Research and development is an important metric to consider when looking for consumer goods stocks that will outperform the market for many years to come. Not only does research and development give companies a competitive edge against rivals, but it also helps them pioneer new product categories that in turn fuel revenue growth. Analysts are torn on whether R&D spending should be classified on the income statement as an investment or as an expense.
However, the important thing for investors is to find companies that strike a balance between rewarding shareholders through dividends and share buybacks, while also investing aggressively in product development and R&D. Enter Johnson & Johnson (NYSE:JNJ).
Investing in the future
In fiscal 2014, Johnson & Johnson spent an eye-popping $8.5 billion on research and development -- an increase of 3.8% from the prior year. That translates into more than four times what its closest consumer products competitor, Procter & Gamble (NYSE:PG), spent over the same period.
However, one critical distinction between J&J and Procter & Gamble is that in addition to its consumer goods business, Johnson & Johnson also has a robust healthcare and pharmaceutical business. This is why, even as an iconic consumer products company with brand names like Band-Aid, Neutrogena, Aveeno, Rogaine, Listerine, Bengay, Tylenol, Benadryl, Nicorette, Pepcid, Motrin, Splenda, Lactaid, and Visine, J&J must spend nearly four times as much on R&D as its closest consumer goods rivals.
Last year, Johnson & Johnson spent more than 11% of total sales on R&D. The bulk of that went to the pharmaceutical business, with R&D spending totaling 19.2% of segment sales. Meanwhile, R&D spending totaled 6.0% of sales for the medical devices segment and 4.3% of sales for the consumer products business.
Nevertheless, Johnson & Johnson continues to focus meaningful R&D resources on its consumer business as well as its healthcare and medical device segments today. Last year, the company launched several new consumer and over-the-counter products including women's Rogaine, various new formulas of Listerine, and relaunched innovative versions of key brands like Tylenol PM. "Our insight-driven innovation in the consumer business is focused on addressing key consumer need states, led by our 12 megabrands, with 20 new product launches planned for 2015," said chief executive Alex Gorsky.
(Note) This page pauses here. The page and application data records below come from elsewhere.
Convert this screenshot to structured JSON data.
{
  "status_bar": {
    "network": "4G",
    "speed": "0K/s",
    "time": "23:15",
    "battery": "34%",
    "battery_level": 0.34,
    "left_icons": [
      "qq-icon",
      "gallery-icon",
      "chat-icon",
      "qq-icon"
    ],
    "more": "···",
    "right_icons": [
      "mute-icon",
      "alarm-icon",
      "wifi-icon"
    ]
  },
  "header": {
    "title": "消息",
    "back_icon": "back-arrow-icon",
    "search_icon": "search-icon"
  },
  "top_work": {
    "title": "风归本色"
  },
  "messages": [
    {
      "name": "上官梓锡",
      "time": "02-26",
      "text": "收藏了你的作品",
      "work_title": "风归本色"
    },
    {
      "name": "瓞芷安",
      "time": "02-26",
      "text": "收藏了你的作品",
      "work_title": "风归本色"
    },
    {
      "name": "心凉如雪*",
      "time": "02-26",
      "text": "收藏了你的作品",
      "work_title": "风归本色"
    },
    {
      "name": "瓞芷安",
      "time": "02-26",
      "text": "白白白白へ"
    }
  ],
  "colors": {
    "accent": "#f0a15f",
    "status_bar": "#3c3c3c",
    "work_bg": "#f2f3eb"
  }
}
Thanks to its constant innovation, Johnson & Johnson has been creating superior shareholder returns for over 129 years. Moreover, the company's strategy of pouring loads of cash into its R&D efforts is still paying off nicely for Johnson & Johnson. In fact, new products that the company rolled out within the past five years accounted for as much as 25% of J&J's sales last year.
J&J is also spreading its R&D spending equally across its various businesses. In fiscal 2014, for example, no single project represented more than 5% of the total annual budget for research and development.
A balanced approach
With a balance sheet that boasts $33 billion in cash and cash equivalents, J&J's cash stash should be able to support both its annual dividend of $2.76 per share, as well as continued R&D spending in the quarters ahead. The conglomerate's rich history of dividends and buybacks also tells us that the company isn't sacrificing shareholder returns to boost its R&D spending.
In addition to paying a dividend every year for the past 71 years, the company has also increased its dividend for the last 52 years without fail -- earning it the coveted title of dividend aristocrat. The stock's payout ratio of 38% is another positive because it tells investors that for every dollar the company earns in net income, 38% is being returned to shareholders as a dividend. That is both reliable and rewarding at its current level.
Not only is Johnson & Johnson committed to shareholder returns through dividends, but it also stands tall as a growth stock today thanks to its focus on innovation and industry-leading R&D initiatives. With strong cash generation to back it up, investors can expect J&J to be a market leader for many more years to come.
Tamara Rutter has no position in any stocks mentioned. The Motley Fool recommends Johnson & Johnson and Procter & Gamble. Try any of our Foolish newsletter services free for 30 days. We Fools may not all hold the same opinions, but we all believe that considering a diverse range of insights makes us better investors. The Motley Fool has a disclosure policy.